Independent mortgage banks (IMBs) and mortgage subsidiaries of chartered banks realized a net gain of $3,738 on each loan they originated in the fourth quarter of 2020, according to new data from the Mortgage Bankers Association’s (MBA) Quarterly Mortgage Bankers Performance Report.
While that’s down from the near-record high of $5,535 per loan posted during the third quarter, that figure remains one of the strongest in history, per Marina Walsh, vice president of industry for the MBA.
“Driven by strong borrower demand and a study-high in average loan balances, production volume for independent mortgage companies reached unprecedented heights, averaging close to $1.5 billion per company in the fourth quarter of 2020,” she said. “Net production profits were at their third-highest levels, surpassed only by last year’s second and third quarter.”
Average production volume per company, as Walsh noted, was reported at $1.47 billion, up from $1.34 billion per company in the third quarter. Companies were also able to fund more loans during the period with an average mortgage count of 5,049, up from 4,732 loans in the quarter prior.
Average pre-tax production profit in the fourth quarter came in at 137 basis points (bps), down from 203 bps in the third quarter but up from 46 bps year over year.
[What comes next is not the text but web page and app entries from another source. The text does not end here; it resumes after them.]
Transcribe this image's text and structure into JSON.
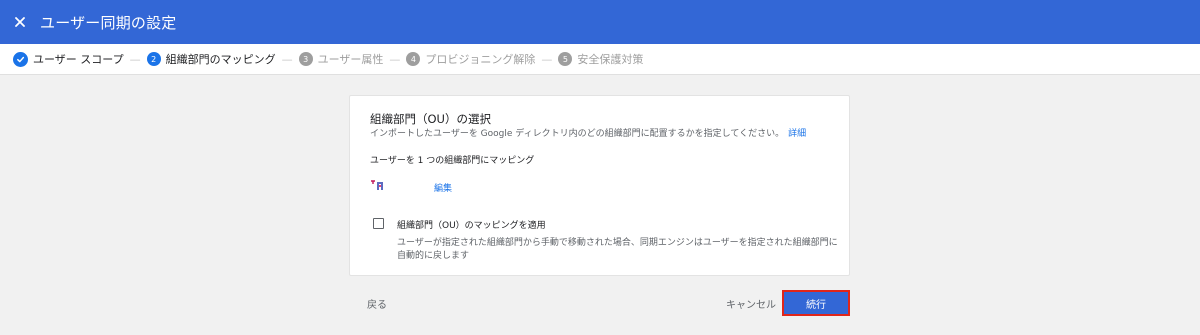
{
  "header": {
    "title": "ユーザー同期の設定",
    "close_icon": "close-icon",
    "background": "#3367d6"
  },
  "stepper": {
    "steps": [
      {
        "number": "",
        "label": "ユーザー スコープ",
        "state": "done"
      },
      {
        "number": "2",
        "label": "組織部門のマッピング",
        "state": "active"
      },
      {
        "number": "3",
        "label": "ユーザー属性",
        "state": "todo"
      },
      {
        "number": "4",
        "label": "プロビジョニング解除",
        "state": "todo"
      },
      {
        "number": "5",
        "label": "安全保護対策",
        "state": "todo"
      }
    ],
    "separator": "—"
  },
  "card": {
    "title": "組織部門（OU）の選択",
    "description": "インポートしたユーザーを Google ディレクトリ内のどの組織部門に配置するかを指定してください。",
    "details_link": "詳細",
    "mapping_text": "ユーザーを 1 つの組織部門にマッピング",
    "edit_link": "編集",
    "checkbox": {
      "checked": false,
      "label": "組織部門（OU）のマッピングを適用",
      "description": "ユーザーが指定された組織部門から手動で移動された場合、同期エンジンはユーザーを指定された組織部門に自動的に戻します"
    }
  },
  "footer": {
    "back_label": "戻る",
    "cancel_label": "キャンセル",
    "continue_label": "続行"
  },
  "colors": {
    "accent": "#1a73e8",
    "primary_button": "#3367d6",
    "highlight_border": "#e0261b"
  }
}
Walsh observed that while production profits remained robust, secondary marketing income declined, falling to 346 bps in the fourth quarter from 394 in the third. On a per-loan basis, that translates to $9,655 per loan, down from $10,883 in the quarter prior.
This resulted in a drop in overall production revenue, which fell to 421 bps in the fourth quarter, down from 475 bps in the third. Per loan, production revenues declined to from $12,987 in the third quarter to $11,676 in the fourth quarter.
And while higher loan volumes have traditionally meant lower per-loan costs, production expenses also rose for the second straight quarter, ending the fourth quarter at $7,938 per loan.
“Expenses rose by almost $500 per loan from the previous quarter, as personnel costs increased across sales, fulfillment, production support, and corporate overhead,” Walsh said.
Still, the period continued the streak of high profitability for independent lenders. Taking all business lines (production and servicing) into account, 95% of the companies assessed by the MBA reported pre-tax profits, down from 99% in the third.